* Required action: Leave the images aside and copy out the whole listing, exact to the word.

━━━ Material supplied ━━━

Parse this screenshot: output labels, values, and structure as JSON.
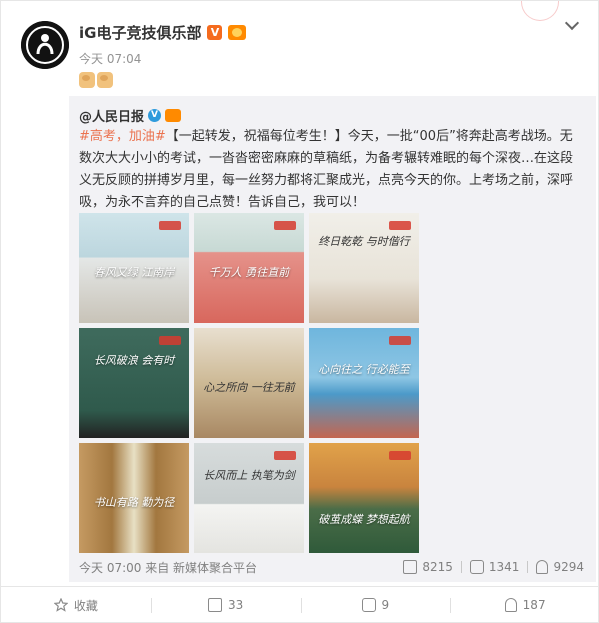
{
  "post": {
    "author": "iG电子竞技俱乐部",
    "verified_badge": "V",
    "time": "今天 07:04"
  },
  "repost": {
    "original_author": "@人民日报",
    "verified_badge": "V",
    "hashtag": "#高考，加油#",
    "text": "【一起转发，祝福每位考生！】今天，一批“00后”将奔赴高考战场。无数次大大小小的考试，一沓沓密密麻麻的草稿纸，为备考辗转难眠的每个深夜…在这段义无反顾的拼搏岁月里，每一丝努力都将汇聚成光，点亮今天的你。上考场之前，深呼吸，为永不言弃的自己点赞！告诉自己，我可以！",
    "images": [
      {
        "caption": "春风又绿 江南岸"
      },
      {
        "caption": "千万人 勇往直前"
      },
      {
        "caption": "终日乾乾 与时偕行"
      },
      {
        "caption": "长风破浪 会有时"
      },
      {
        "caption": "心之所向 一往无前"
      },
      {
        "caption": "心向往之 行必能至"
      },
      {
        "caption": "书山有路 勤为径"
      },
      {
        "caption": "长风而上 执笔为剑"
      },
      {
        "caption": "破茧成蝶 梦想起航"
      }
    ],
    "meta": {
      "time_source": "今天 07:00 来自 新媒体聚合平台",
      "forwards": "8215",
      "comments": "1341",
      "likes": "9294"
    }
  },
  "actions": {
    "favorite": "收藏",
    "forward_count": "33",
    "comment_count": "9",
    "like_count": "187"
  },
  "icons": [
    "more-icon",
    "forward-icon",
    "comment-icon",
    "like-icon",
    "star-icon"
  ],
  "colors": {
    "hashtag": "#eb7350",
    "repost_bg": "#f2f2f5",
    "muted": "#808080"
  }
}
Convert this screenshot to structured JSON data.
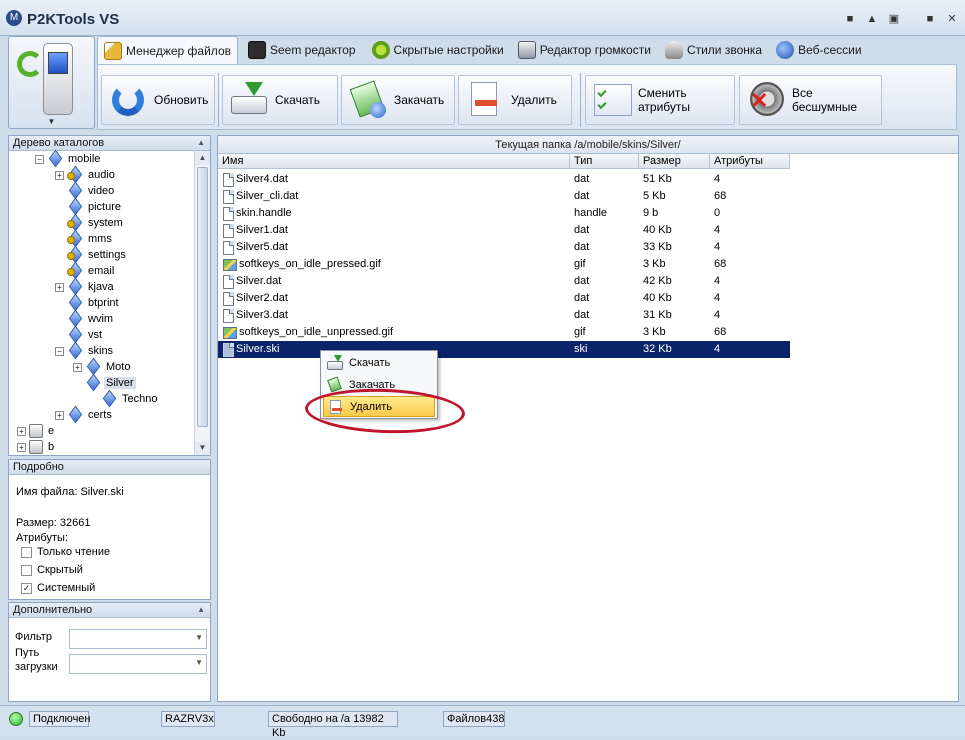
{
  "window": {
    "title": "P2KTools VS",
    "logo": "M"
  },
  "window_controls": [
    "■",
    "▲",
    "▣",
    "■",
    "✕"
  ],
  "tabs": [
    {
      "label": "Менеджер файлов",
      "icon": "file-manager-icon",
      "active": true
    },
    {
      "label": "Seem редактор",
      "icon": "seem-editor-icon"
    },
    {
      "label": "Скрытые настройки",
      "icon": "hidden-settings-icon"
    },
    {
      "label": "Редактор громкости",
      "icon": "volume-editor-icon"
    },
    {
      "label": "Стили звонка",
      "icon": "ring-styles-icon"
    },
    {
      "label": "Веб-сессии",
      "icon": "web-sessions-icon"
    }
  ],
  "toolbar": {
    "refresh": "Обновить",
    "download": "Скачать",
    "upload": "Закачать",
    "delete": "Удалить",
    "change_attrs": "Сменить атрибуты",
    "all_silent": "Все бесшумные"
  },
  "tree": {
    "header": "Дерево каталогов",
    "items": [
      {
        "label": "mobile",
        "expander": "−"
      },
      {
        "label": "audio",
        "expander": "+"
      },
      {
        "label": "video"
      },
      {
        "label": "picture"
      },
      {
        "label": "system"
      },
      {
        "label": "mms"
      },
      {
        "label": "settings"
      },
      {
        "label": "email"
      },
      {
        "label": "kjava",
        "expander": "+"
      },
      {
        "label": "btprint"
      },
      {
        "label": "wvim"
      },
      {
        "label": "vst"
      },
      {
        "label": "skins",
        "expander": "−"
      },
      {
        "label": "Moto",
        "expander": "+"
      },
      {
        "label": "Silver",
        "selected": true
      },
      {
        "label": "Techno"
      },
      {
        "label": "certs",
        "expander": "+"
      },
      {
        "label": "e",
        "expander": "+"
      },
      {
        "label": "b",
        "expander": "+"
      }
    ]
  },
  "details": {
    "header": "Подробно",
    "filename": "Имя файла: Silver.ski",
    "size": "Размер: 32661",
    "attrs_label": "Атрибуты:",
    "attrs": [
      {
        "label": "Только чтение",
        "checked": false
      },
      {
        "label": "Скрытый",
        "checked": false
      },
      {
        "label": "Системный",
        "checked": true
      }
    ]
  },
  "extra": {
    "header": "Дополнительно",
    "filter_label": "Фильтр",
    "path_label_1": "Путь",
    "path_label_2": "загрузки"
  },
  "files": {
    "path": "Текущая папка /a/mobile/skins/Silver/",
    "columns": [
      "Имя",
      "Тип",
      "Размер",
      "Атрибуты"
    ],
    "rows": [
      {
        "name": "Silver4.dat",
        "type": "dat",
        "size": "51 Kb",
        "attr": "4",
        "icon": "doc"
      },
      {
        "name": "Silver_cli.dat",
        "type": "dat",
        "size": "5 Kb",
        "attr": "68",
        "icon": "doc"
      },
      {
        "name": "skin.handle",
        "type": "handle",
        "size": "9 b",
        "attr": "0",
        "icon": "doc"
      },
      {
        "name": "Silver1.dat",
        "type": "dat",
        "size": "40 Kb",
        "attr": "4",
        "icon": "doc"
      },
      {
        "name": "Silver5.dat",
        "type": "dat",
        "size": "33 Kb",
        "attr": "4",
        "icon": "doc"
      },
      {
        "name": "softkeys_on_idle_pressed.gif",
        "type": "gif",
        "size": "3 Kb",
        "attr": "68",
        "icon": "img"
      },
      {
        "name": "Silver.dat",
        "type": "dat",
        "size": "42 Kb",
        "attr": "4",
        "icon": "doc"
      },
      {
        "name": "Silver2.dat",
        "type": "dat",
        "size": "40 Kb",
        "attr": "4",
        "icon": "doc"
      },
      {
        "name": "Silver3.dat",
        "type": "dat",
        "size": "31 Kb",
        "attr": "4",
        "icon": "doc"
      },
      {
        "name": "softkeys_on_idle_unpressed.gif",
        "type": "gif",
        "size": "3 Kb",
        "attr": "68",
        "icon": "img"
      },
      {
        "name": "Silver.ski",
        "type": "ski",
        "size": "32 Kb",
        "attr": "4",
        "icon": "doc",
        "selected": true
      }
    ]
  },
  "context_menu": {
    "items": [
      {
        "label": "Скачать",
        "icon": "download-icon"
      },
      {
        "label": "Закачать",
        "icon": "upload-icon"
      },
      {
        "label": "Удалить",
        "icon": "delete-icon",
        "highlighted": true
      }
    ]
  },
  "status": {
    "connection": "Подключен",
    "model": "RAZRV3x",
    "free": "Свободно на /a 13982 Kb",
    "files": "Файлов438"
  },
  "colors": {
    "accent": "#0a246a",
    "annotation": "#c0132c",
    "highlight": "#fbc94b",
    "connected": "#1fb02a"
  }
}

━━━

* Output for this exercise:
Parse this screenshot: output labels, values, and structure as JSON.
{
  "post": {
    "author": "iG电子竞技俱乐部",
    "verified_badge": "V",
    "time": "今天 07:04"
  },
  "repost": {
    "original_author": "@人民日报",
    "verified_badge": "V",
    "hashtag": "#高考，加油#",
    "text": "【一起转发，祝福每位考生！】今天，一批“00后”将奔赴高考战场。无数次大大小小的考试，一沓沓密密麻麻的草稿纸，为备考辗转难眠的每个深夜…在这段义无反顾的拼搏岁月里，每一丝努力都将汇聚成光，点亮今天的你。上考场之前，深呼吸，为永不言弃的自己点赞！告诉自己，我可以！",
    "images": [
      {
        "caption": "春风又绿 江南岸"
      },
      {
        "caption": "千万人 勇往直前"
      },
      {
        "caption": "终日乾乾 与时偕行"
      },
      {
        "caption": "长风破浪 会有时"
      },
      {
        "caption": "心之所向 一往无前"
      },
      {
        "caption": "心向往之 行必能至"
      },
      {
        "caption": "书山有路 勤为径"
      },
      {
        "caption": "长风而上 执笔为剑"
      },
      {
        "caption": "破茧成蝶 梦想起航"
      }
    ],
    "meta": {
      "time_source": "今天 07:00 来自 新媒体聚合平台",
      "forwards": "8215",
      "comments": "1341",
      "likes": "9294"
    }
  },
  "actions": {
    "favorite": "收藏",
    "forward_count": "33",
    "comment_count": "9",
    "like_count": "187"
  },
  "icons": [
    "more-icon",
    "forward-icon",
    "comment-icon",
    "like-icon",
    "star-icon"
  ],
  "colors": {
    "hashtag": "#eb7350",
    "repost_bg": "#f2f2f5",
    "muted": "#808080"
  }
}
Convert this screenshot to structured JSON data.
{
  "window": {
    "title": "P2KTools VS",
    "logo": "M"
  },
  "window_controls": [
    "■",
    "▲",
    "▣",
    "■",
    "✕"
  ],
  "tabs": [
    {
      "label": "Менеджер файлов",
      "icon": "file-manager-icon",
      "active": true
    },
    {
      "label": "Seem редактор",
      "icon": "seem-editor-icon"
    },
    {
      "label": "Скрытые настройки",
      "icon": "hidden-settings-icon"
    },
    {
      "label": "Редактор громкости",
      "icon": "volume-editor-icon"
    },
    {
      "label": "Стили звонка",
      "icon": "ring-styles-icon"
    },
    {
      "label": "Веб-сессии",
      "icon": "web-sessions-icon"
    }
  ],
  "toolbar": {
    "refresh": "Обновить",
    "download": "Скачать",
    "upload": "Закачать",
    "delete": "Удалить",
    "change_attrs": "Сменить атрибуты",
    "all_silent": "Все бесшумные"
  },
  "tree": {
    "header": "Дерево каталогов",
    "items": [
      {
        "label": "mobile",
        "expander": "−"
      },
      {
        "label": "audio",
        "expander": "+"
      },
      {
        "label": "video"
      },
      {
        "label": "picture"
      },
      {
        "label": "system"
      },
      {
        "label": "mms"
      },
      {
        "label": "settings"
      },
      {
        "label": "email"
      },
      {
        "label": "kjava",
        "expander": "+"
      },
      {
        "label": "btprint"
      },
      {
        "label": "wvim"
      },
      {
        "label": "vst"
      },
      {
        "label": "skins",
        "expander": "−"
      },
      {
        "label": "Moto",
        "expander": "+"
      },
      {
        "label": "Silver",
        "selected": true
      },
      {
        "label": "Techno"
      },
      {
        "label": "certs",
        "expander": "+"
      },
      {
        "label": "e",
        "expander": "+"
      },
      {
        "label": "b",
        "expander": "+"
      }
    ]
  },
  "details": {
    "header": "Подробно",
    "filename": "Имя файла: Silver.ski",
    "size": "Размер: 32661",
    "attrs_label": "Атрибуты:",
    "attrs": [
      {
        "label": "Только чтение",
        "checked": false
      },
      {
        "label": "Скрытый",
        "checked": false
      },
      {
        "label": "Системный",
        "checked": true
      }
    ]
  },
  "extra": {
    "header": "Дополнительно",
    "filter_label": "Фильтр",
    "path_label_1": "Путь",
    "path_label_2": "загрузки"
  },
  "files": {
    "path": "Текущая папка /a/mobile/skins/Silver/",
    "columns": [
      "Имя",
      "Тип",
      "Размер",
      "Атрибуты"
    ],
    "rows": [
      {
        "name": "Silver4.dat",
        "type": "dat",
        "size": "51 Kb",
        "attr": "4",
        "icon": "doc"
      },
      {
        "name": "Silver_cli.dat",
        "type": "dat",
        "size": "5 Kb",
        "attr": "68",
        "icon": "doc"
      },
      {
        "name": "skin.handle",
        "type": "handle",
        "size": "9 b",
        "attr": "0",
        "icon": "doc"
      },
      {
        "name": "Silver1.dat",
        "type": "dat",
        "size": "40 Kb",
        "attr": "4",
        "icon": "doc"
      },
      {
        "name": "Silver5.dat",
        "type": "dat",
        "size": "33 Kb",
        "attr": "4",
        "icon": "doc"
      },
      {
        "name": "softkeys_on_idle_pressed.gif",
        "type": "gif",
        "size": "3 Kb",
        "attr": "68",
        "icon": "img"
      },
      {
        "name": "Silver.dat",
        "type": "dat",
        "size": "42 Kb",
        "attr": "4",
        "icon": "doc"
      },
      {
        "name": "Silver2.dat",
        "type": "dat",
        "size": "40 Kb",
        "attr": "4",
        "icon": "doc"
      },
      {
        "name": "Silver3.dat",
        "type": "dat",
        "size": "31 Kb",
        "attr": "4",
        "icon": "doc"
      },
      {
        "name": "softkeys_on_idle_unpressed.gif",
        "type": "gif",
        "size": "3 Kb",
        "attr": "68",
        "icon": "img"
      },
      {
        "name": "Silver.ski",
        "type": "ski",
        "size": "32 Kb",
        "attr": "4",
        "icon": "doc",
        "selected": true
      }
    ]
  },
  "context_menu": {
    "items": [
      {
        "label": "Скачать",
        "icon": "download-icon"
      },
      {
        "label": "Закачать",
        "icon": "upload-icon"
      },
      {
        "label": "Удалить",
        "icon": "delete-icon",
        "highlighted": true
      }
    ]
  },
  "status": {
    "connection": "Подключен",
    "model": "RAZRV3x",
    "free": "Свободно на /a 13982 Kb",
    "files": "Файлов438"
  },
  "colors": {
    "accent": "#0a246a",
    "annotation": "#c0132c",
    "highlight": "#fbc94b",
    "connected": "#1fb02a"
  }
}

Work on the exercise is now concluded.